**WHAT YOU SHOULD DO**
Quote each line of the material verbatim, without the pictures.

**SOURCE DATA**

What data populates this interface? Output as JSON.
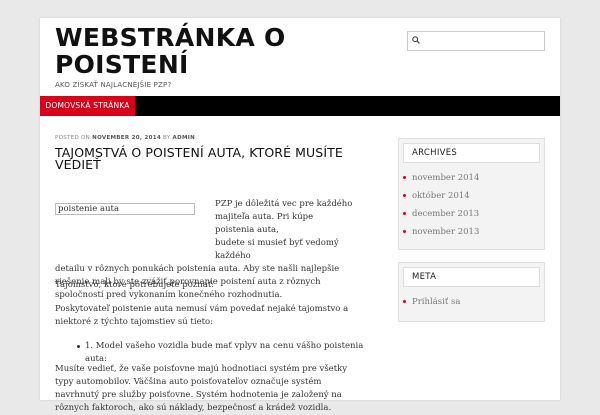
{
  "header": {
    "site_title": "WEBSTRÁNKA O POISTENÍ",
    "tagline": "AKO ZÍSKAŤ NAJLACNEJŠIE PZP?",
    "search_placeholder": ""
  },
  "nav": {
    "home_label": "DOMOVSKÁ STRÁNKA"
  },
  "post": {
    "meta_posted_on": "POSTED ON",
    "meta_date": "NOVEMBER 20, 2014",
    "meta_by": "BY",
    "meta_author": "ADMIN",
    "title": "TAJOMSTVÁ O POISTENÍ AUTA, KTORÉ MUSÍTE VEDIEŤ",
    "image_alt": "poistenie auta",
    "p1_l1": "PZP je dôležitá vec pre každého",
    "p1_l2": "majiteľa auta. Pri kúpe poistenia auta,",
    "p1_l3": "budete si musieť byť vedomý každého",
    "p1_l4": "detailu v rôznych ponukách poistenia auta. Aby ste našli najlepšie riešenie mali by ste zvážiť porovnanie poistení auta z rôznych spoločností pred vykonaním konečného rozhodnutia.",
    "p2": "Tajomstvo, ktoré potrebujete poznať:",
    "p3": "Poskytovateľ poistenie auta nemusí vám povedať nejaké tajomstvo a niektoré z týchto tajomstiev sú tieto:",
    "list_item_1": "1. Model vašeho vozidla bude mať vplyv na cenu vášho poistenia auta:",
    "p4": "Musíte vedieť, že vaše poisťovne majú hodnotiaci systém pre všetky typy automobilov. Väčšina auto poisťovateľov označuje systém navrhnutý pre služby poisťovne. Systém hodnotenia je založený na rôznych faktoroch, ako sú náklady, bezpečnosť a krádež vozidla."
  },
  "sidebar": {
    "archives_title": "ARCHIVES",
    "archives": [
      "november 2014",
      "október 2014",
      "december 2013",
      "november 2013"
    ],
    "meta_title": "META",
    "meta_links": [
      "Prihlásiť sa"
    ]
  },
  "colors": {
    "accent": "#d9011a",
    "nav": "#000000"
  }
}
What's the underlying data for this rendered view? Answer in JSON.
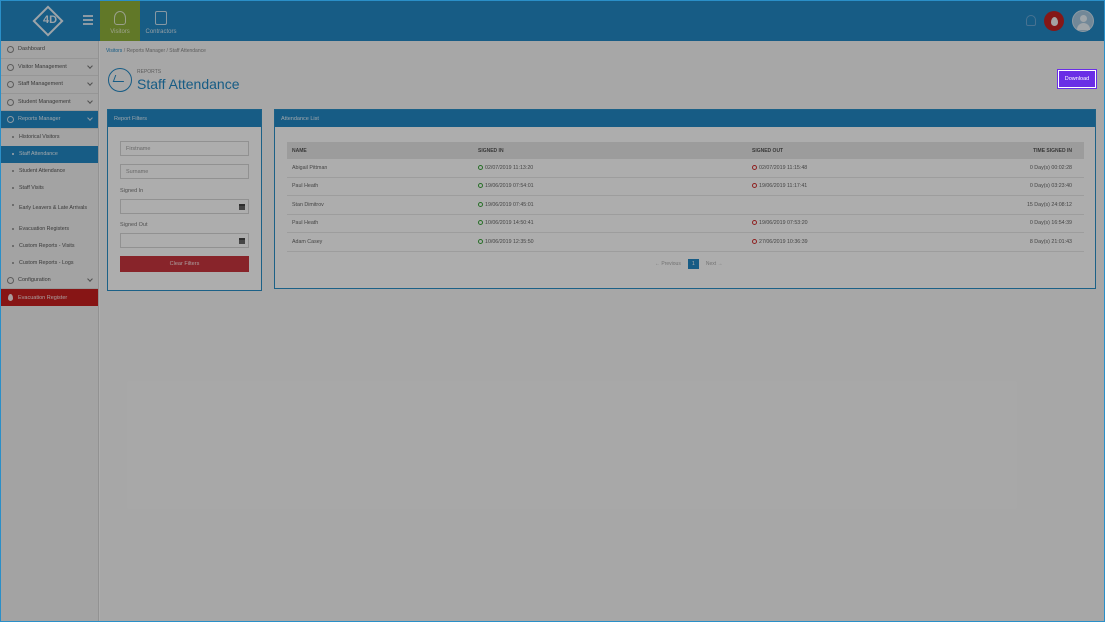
{
  "topbar": {
    "logo_text": "4D",
    "tabs": [
      {
        "label": "Visitors",
        "icon": "visitor-icon"
      },
      {
        "label": "Contractors",
        "icon": "clipboard-icon"
      }
    ]
  },
  "sidebar": {
    "items": [
      {
        "label": "Dashboard",
        "icon": "dashboard-icon"
      },
      {
        "label": "Visitor Management",
        "icon": "user-icon"
      },
      {
        "label": "Staff Management",
        "icon": "staff-icon"
      },
      {
        "label": "Student Management",
        "icon": "student-icon"
      },
      {
        "label": "Reports Manager",
        "icon": "reports-icon"
      }
    ],
    "reports_sub": [
      "Historical Visitors",
      "Staff Attendance",
      "Student Attendance",
      "Staff Visits",
      "Early Leavers & Late Arrivals",
      "Evacuation Registers",
      "Custom Reports - Visits",
      "Custom Reports - Logs"
    ],
    "configuration": "Configuration",
    "evacuation": "Evacuation Register"
  },
  "breadcrumb": {
    "root": "Visitors",
    "middle": "Reports Manager",
    "current": "Staff Attendance"
  },
  "page": {
    "subtitle": "Reports",
    "title": "Staff Attendance",
    "download_label": "Download"
  },
  "filters": {
    "header": "Report Filters",
    "firstname_placeholder": "Firstname",
    "surname_placeholder": "Surname",
    "signed_in_label": "Signed In",
    "signed_out_label": "Signed Out",
    "clear_label": "Clear Filters"
  },
  "attendance": {
    "header": "Attendance List",
    "columns": [
      "Name",
      "Signed In",
      "Signed Out",
      "Time Signed In"
    ],
    "rows": [
      {
        "name": "Abigail Pittman",
        "in": "02/07/2019 11:13:20",
        "out": "02/07/2019 11:15:48",
        "time": "0 Day(s) 00:02:28"
      },
      {
        "name": "Paul Heath",
        "in": "19/06/2019 07:54:01",
        "out": "19/06/2019 11:17:41",
        "time": "0 Day(s) 03:23:40"
      },
      {
        "name": "Stan Dimitrov",
        "in": "19/06/2019 07:45:01",
        "out": "",
        "time": "15 Day(s) 24:08:12"
      },
      {
        "name": "Paul Heath",
        "in": "10/06/2019 14:50:41",
        "out": "19/06/2019 07:53:20",
        "time": "0 Day(s) 16:54:39"
      },
      {
        "name": "Adam Casey",
        "in": "10/06/2019 12:35:50",
        "out": "27/06/2019 10:36:39",
        "time": "8 Day(s) 21:01:43"
      }
    ],
    "pager": {
      "prev": "← Previous",
      "page": "1",
      "next": "Next →"
    }
  }
}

**TASK ANSWER**
What data populates this interface? Output as JSON.
{
  "header": {
    "site_title": "WEBSTRÁNKA O POISTENÍ",
    "tagline": "AKO ZÍSKAŤ NAJLACNEJŠIE PZP?",
    "search_placeholder": ""
  },
  "nav": {
    "home_label": "DOMOVSKÁ STRÁNKA"
  },
  "post": {
    "meta_posted_on": "POSTED ON",
    "meta_date": "NOVEMBER 20, 2014",
    "meta_by": "BY",
    "meta_author": "ADMIN",
    "title": "TAJOMSTVÁ O POISTENÍ AUTA, KTORÉ MUSÍTE VEDIEŤ",
    "image_alt": "poistenie auta",
    "p1_l1": "PZP je dôležitá vec pre každého",
    "p1_l2": "majiteľa auta. Pri kúpe poistenia auta,",
    "p1_l3": "budete si musieť byť vedomý každého",
    "p1_l4": "detailu v rôznych ponukách poistenia auta. Aby ste našli najlepšie riešenie mali by ste zvážiť porovnanie poistení auta z rôznych spoločností pred vykonaním konečného rozhodnutia.",
    "p2": "Tajomstvo, ktoré potrebujete poznať:",
    "p3": "Poskytovateľ poistenie auta nemusí vám povedať nejaké tajomstvo a niektoré z týchto tajomstiev sú tieto:",
    "list_item_1": "1. Model vašeho vozidla bude mať vplyv na cenu vášho poistenia auta:",
    "p4": "Musíte vedieť, že vaše poisťovne majú hodnotiaci systém pre všetky typy automobilov. Väčšina auto poisťovateľov označuje systém navrhnutý pre služby poisťovne. Systém hodnotenia je založený na rôznych faktoroch, ako sú náklady, bezpečnosť a krádež vozidla."
  },
  "sidebar": {
    "archives_title": "ARCHIVES",
    "archives": [
      "november 2014",
      "október 2014",
      "december 2013",
      "november 2013"
    ],
    "meta_title": "META",
    "meta_links": [
      "Prihlásiť sa"
    ]
  },
  "colors": {
    "accent": "#d9011a",
    "nav": "#000000"
  }
}
What's the underlying data for this rendered view? Answer in JSON.
{
  "topbar": {
    "logo_text": "4D",
    "tabs": [
      {
        "label": "Visitors",
        "icon": "visitor-icon"
      },
      {
        "label": "Contractors",
        "icon": "clipboard-icon"
      }
    ]
  },
  "sidebar": {
    "items": [
      {
        "label": "Dashboard",
        "icon": "dashboard-icon"
      },
      {
        "label": "Visitor Management",
        "icon": "user-icon"
      },
      {
        "label": "Staff Management",
        "icon": "staff-icon"
      },
      {
        "label": "Student Management",
        "icon": "student-icon"
      },
      {
        "label": "Reports Manager",
        "icon": "reports-icon"
      }
    ],
    "reports_sub": [
      "Historical Visitors",
      "Staff Attendance",
      "Student Attendance",
      "Staff Visits",
      "Early Leavers & Late Arrivals",
      "Evacuation Registers",
      "Custom Reports - Visits",
      "Custom Reports - Logs"
    ],
    "configuration": "Configuration",
    "evacuation": "Evacuation Register"
  },
  "breadcrumb": {
    "root": "Visitors",
    "middle": "Reports Manager",
    "current": "Staff Attendance"
  },
  "page": {
    "subtitle": "Reports",
    "title": "Staff Attendance",
    "download_label": "Download"
  },
  "filters": {
    "header": "Report Filters",
    "firstname_placeholder": "Firstname",
    "surname_placeholder": "Surname",
    "signed_in_label": "Signed In",
    "signed_out_label": "Signed Out",
    "clear_label": "Clear Filters"
  },
  "attendance": {
    "header": "Attendance List",
    "columns": [
      "Name",
      "Signed In",
      "Signed Out",
      "Time Signed In"
    ],
    "rows": [
      {
        "name": "Abigail Pittman",
        "in": "02/07/2019 11:13:20",
        "out": "02/07/2019 11:15:48",
        "time": "0 Day(s) 00:02:28"
      },
      {
        "name": "Paul Heath",
        "in": "19/06/2019 07:54:01",
        "out": "19/06/2019 11:17:41",
        "time": "0 Day(s) 03:23:40"
      },
      {
        "name": "Stan Dimitrov",
        "in": "19/06/2019 07:45:01",
        "out": "",
        "time": "15 Day(s) 24:08:12"
      },
      {
        "name": "Paul Heath",
        "in": "10/06/2019 14:50:41",
        "out": "19/06/2019 07:53:20",
        "time": "0 Day(s) 16:54:39"
      },
      {
        "name": "Adam Casey",
        "in": "10/06/2019 12:35:50",
        "out": "27/06/2019 10:36:39",
        "time": "8 Day(s) 21:01:43"
      }
    ],
    "pager": {
      "prev": "← Previous",
      "page": "1",
      "next": "Next →"
    }
  }
}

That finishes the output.